What the task asks: In the lines below, look for "value". Copy each line where it appears.

Information supplied:
● ● ● ● ●

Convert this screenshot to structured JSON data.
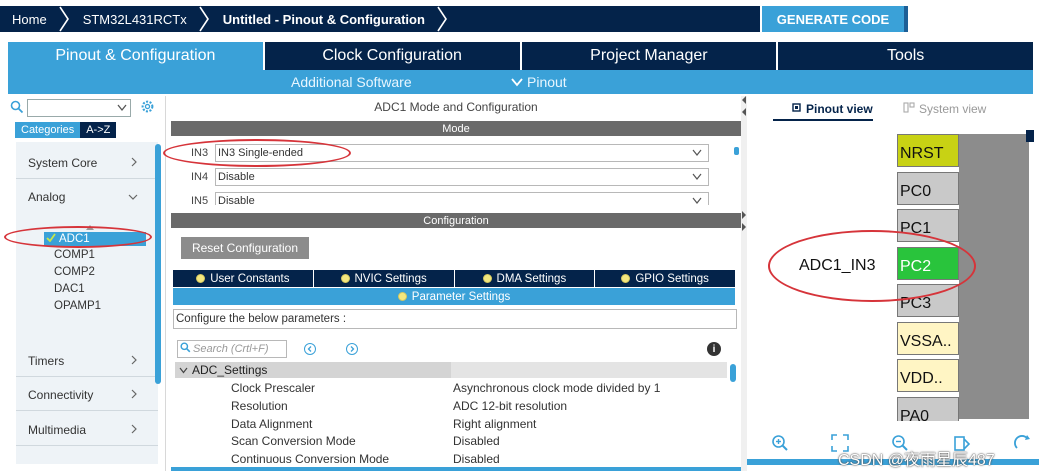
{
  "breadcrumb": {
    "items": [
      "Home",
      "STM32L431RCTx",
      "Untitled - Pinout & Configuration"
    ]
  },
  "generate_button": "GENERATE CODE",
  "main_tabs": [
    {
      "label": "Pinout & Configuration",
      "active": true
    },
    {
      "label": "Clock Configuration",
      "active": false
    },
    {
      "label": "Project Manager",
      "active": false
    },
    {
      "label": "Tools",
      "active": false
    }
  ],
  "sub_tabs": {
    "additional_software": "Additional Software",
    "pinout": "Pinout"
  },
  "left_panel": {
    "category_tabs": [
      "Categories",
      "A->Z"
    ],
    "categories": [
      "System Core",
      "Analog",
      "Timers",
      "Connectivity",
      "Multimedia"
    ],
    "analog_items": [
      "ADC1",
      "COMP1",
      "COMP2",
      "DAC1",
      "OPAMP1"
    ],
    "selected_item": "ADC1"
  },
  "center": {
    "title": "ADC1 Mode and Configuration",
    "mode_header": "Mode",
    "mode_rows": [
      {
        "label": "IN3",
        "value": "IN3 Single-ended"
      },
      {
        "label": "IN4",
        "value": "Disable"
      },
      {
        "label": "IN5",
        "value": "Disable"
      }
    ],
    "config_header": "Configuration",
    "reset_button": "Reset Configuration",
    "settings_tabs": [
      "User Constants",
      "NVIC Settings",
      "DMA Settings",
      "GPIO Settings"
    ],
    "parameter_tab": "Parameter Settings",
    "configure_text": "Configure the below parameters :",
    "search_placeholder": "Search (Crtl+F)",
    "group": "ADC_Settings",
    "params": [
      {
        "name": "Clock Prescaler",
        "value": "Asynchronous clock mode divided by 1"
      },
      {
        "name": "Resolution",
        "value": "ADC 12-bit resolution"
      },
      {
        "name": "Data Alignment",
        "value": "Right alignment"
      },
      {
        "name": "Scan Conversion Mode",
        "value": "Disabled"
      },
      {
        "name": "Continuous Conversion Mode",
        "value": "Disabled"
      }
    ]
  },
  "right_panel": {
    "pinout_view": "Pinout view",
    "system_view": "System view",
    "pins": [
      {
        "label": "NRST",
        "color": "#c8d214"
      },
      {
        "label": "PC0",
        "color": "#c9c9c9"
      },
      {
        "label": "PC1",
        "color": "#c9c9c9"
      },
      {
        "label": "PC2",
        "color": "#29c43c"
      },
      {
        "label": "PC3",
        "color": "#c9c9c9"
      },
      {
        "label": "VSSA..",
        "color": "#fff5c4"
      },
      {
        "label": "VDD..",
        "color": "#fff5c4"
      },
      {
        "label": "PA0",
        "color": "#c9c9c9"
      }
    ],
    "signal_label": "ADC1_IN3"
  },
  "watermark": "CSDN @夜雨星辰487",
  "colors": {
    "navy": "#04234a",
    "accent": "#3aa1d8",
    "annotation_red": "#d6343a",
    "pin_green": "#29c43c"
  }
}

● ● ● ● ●

Solution for this exercise:
        "value": "IN3 Single-ended"
        "value": "Disable"
        "value": "Disable"
        "value": "Asynchronous clock mode divided by 1"
        "value": "ADC 12-bit resolution"
        "value": "Right alignment"
        "value": "Disabled"
        "value": "Disabled"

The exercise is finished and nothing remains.